- _What this task involves_: Among the lines of the material, copy those that hold the string "JSON".

- _Input data_:
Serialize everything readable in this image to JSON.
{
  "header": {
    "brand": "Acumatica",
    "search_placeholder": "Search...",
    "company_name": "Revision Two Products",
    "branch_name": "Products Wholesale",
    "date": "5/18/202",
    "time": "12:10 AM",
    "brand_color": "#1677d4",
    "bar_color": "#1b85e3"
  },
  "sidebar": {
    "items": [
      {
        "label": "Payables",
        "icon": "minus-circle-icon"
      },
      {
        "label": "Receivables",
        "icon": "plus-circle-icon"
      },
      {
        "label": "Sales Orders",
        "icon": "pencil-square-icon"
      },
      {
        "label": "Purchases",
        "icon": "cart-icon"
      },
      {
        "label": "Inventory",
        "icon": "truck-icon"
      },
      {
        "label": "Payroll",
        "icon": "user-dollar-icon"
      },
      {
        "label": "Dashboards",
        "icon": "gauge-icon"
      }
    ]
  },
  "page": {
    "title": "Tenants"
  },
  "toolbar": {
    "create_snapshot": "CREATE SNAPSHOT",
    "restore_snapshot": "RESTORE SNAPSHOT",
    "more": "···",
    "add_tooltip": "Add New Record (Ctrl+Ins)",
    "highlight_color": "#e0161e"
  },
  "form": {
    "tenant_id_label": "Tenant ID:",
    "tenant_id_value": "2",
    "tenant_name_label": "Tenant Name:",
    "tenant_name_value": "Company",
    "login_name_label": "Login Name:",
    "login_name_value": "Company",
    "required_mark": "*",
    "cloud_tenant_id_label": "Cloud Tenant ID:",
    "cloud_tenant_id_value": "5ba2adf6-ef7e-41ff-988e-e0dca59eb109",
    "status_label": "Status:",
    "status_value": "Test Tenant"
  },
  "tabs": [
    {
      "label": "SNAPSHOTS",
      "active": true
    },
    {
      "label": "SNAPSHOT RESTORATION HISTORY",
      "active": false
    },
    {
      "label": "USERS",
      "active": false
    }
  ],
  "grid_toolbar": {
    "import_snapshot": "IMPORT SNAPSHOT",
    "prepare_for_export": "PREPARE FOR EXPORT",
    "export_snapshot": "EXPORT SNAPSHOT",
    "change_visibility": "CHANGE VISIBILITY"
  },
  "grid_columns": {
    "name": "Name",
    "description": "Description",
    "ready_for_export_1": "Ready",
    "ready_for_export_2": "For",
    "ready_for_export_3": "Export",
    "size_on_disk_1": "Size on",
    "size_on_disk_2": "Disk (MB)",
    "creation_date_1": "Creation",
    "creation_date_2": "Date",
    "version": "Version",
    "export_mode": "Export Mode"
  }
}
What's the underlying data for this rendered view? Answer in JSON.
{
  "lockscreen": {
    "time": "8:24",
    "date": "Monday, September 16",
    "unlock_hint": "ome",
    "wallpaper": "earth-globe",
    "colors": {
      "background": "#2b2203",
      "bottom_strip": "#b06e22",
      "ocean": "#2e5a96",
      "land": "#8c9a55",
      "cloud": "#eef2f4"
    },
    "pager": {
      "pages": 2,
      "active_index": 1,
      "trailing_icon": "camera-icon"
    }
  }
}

- _Output of the task_:
Serialize everything readable in this image to JSON.
What's the underlying data for this rendered view? Answer in JSON.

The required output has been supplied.